The Mayflower had a few false starts before its trailblazing sea voyage to America more than 400 years ago. Now, its artificial intelligence-powered namesake is having some glitches of its own. A sleek robotic trimaran retracing the 1620 journey of the famous English vessel had to turn back Friday to fix a mechanical problem. Nonprofit marine research organization ProMare, which worked with IBM to build the autonomous ship, said it made the decision to return to base "to investigate and fix a minor mechanical issue" but hopes to be back on the trans-Atlantic journey as soon as possible. With no humans on board the ship, there's no one to make repairs while it's at sea.
The NHS is set to receive a £36m injection to bolster its AI capabilities across 38 new projects designed to make diagnoses faster. While the NHS has been handling the Covid-19 pandemic, concerns over a diagnoses backlog have emerged, with people more hesitant to go to the GP or hospital for check-ups. The new technology will help detect cancers and provide mental health support and form part of the NHS AI Lab's £140m AI in Health and Care award money pot – which will be dished out over three years. Chief executive of NHS England, Simon Stevens, said: "As the NHS comes through the pandemic, rather than a return to old ways, we're supercharging a more innovative future. "So today our message to developers worldwide is clear – the NHS is ready to help you test your innovations and ensure our patients are among the first in the world to benefit from new AI technologies."

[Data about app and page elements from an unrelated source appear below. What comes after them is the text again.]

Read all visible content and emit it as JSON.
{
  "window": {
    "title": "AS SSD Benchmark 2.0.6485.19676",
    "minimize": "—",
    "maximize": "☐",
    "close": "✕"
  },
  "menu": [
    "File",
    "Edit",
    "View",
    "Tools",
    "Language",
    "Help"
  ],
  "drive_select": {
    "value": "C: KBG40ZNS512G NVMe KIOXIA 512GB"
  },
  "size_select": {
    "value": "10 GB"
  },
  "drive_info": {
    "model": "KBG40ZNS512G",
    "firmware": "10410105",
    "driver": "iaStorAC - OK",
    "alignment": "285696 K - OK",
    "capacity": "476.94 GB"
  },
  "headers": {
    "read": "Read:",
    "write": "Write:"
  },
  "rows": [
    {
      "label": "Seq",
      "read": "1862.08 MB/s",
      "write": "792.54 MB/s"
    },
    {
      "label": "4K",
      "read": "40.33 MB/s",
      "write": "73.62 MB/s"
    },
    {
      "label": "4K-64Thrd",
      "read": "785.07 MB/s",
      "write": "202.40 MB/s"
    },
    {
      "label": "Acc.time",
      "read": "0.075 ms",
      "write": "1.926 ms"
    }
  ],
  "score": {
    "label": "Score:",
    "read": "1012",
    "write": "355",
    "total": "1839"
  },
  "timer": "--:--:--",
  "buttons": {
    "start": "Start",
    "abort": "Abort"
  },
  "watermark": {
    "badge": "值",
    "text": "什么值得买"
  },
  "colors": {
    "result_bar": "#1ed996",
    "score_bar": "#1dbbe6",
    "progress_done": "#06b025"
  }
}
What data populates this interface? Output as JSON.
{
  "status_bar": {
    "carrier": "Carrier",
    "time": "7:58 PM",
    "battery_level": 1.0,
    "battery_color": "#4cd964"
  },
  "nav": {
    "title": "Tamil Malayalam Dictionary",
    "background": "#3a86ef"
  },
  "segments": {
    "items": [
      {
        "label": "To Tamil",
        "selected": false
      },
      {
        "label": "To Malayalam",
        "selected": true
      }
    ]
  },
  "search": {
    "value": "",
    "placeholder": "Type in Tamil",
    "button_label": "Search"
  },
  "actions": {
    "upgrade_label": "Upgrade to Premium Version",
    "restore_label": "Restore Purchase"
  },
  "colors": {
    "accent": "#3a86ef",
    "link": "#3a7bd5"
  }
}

Ironically, the delays holding back the modern-day Mayflower also took place with the original Mayflower from centuries ago. While pilgrims in the 17th century didn't need to worry about autonomous features working, they did have to turn back to England after a leaking problem affected its sister ship, the Speedwell, according to the Associated Press.
IBM's fully-autonomous edge AI-powered ship Mayflower has set off on its crewless voyage from Plymouth, UK to Plymouth, USA. The ship is named after the Mayflower vessel which transported pilgrim settlers from Plymouth, England to Plymouth, Massachusetts in 1620. On its 400th anniversary, it was decided that a Mayflower for the 21st century should be built. Mayflower 2.0 is a truly modern vessel packed with the latest technological advancements. Onboard edge AI computing enables the ship to carry out scientific research while navigating the harsh environment of the ocean--often without any connectivity.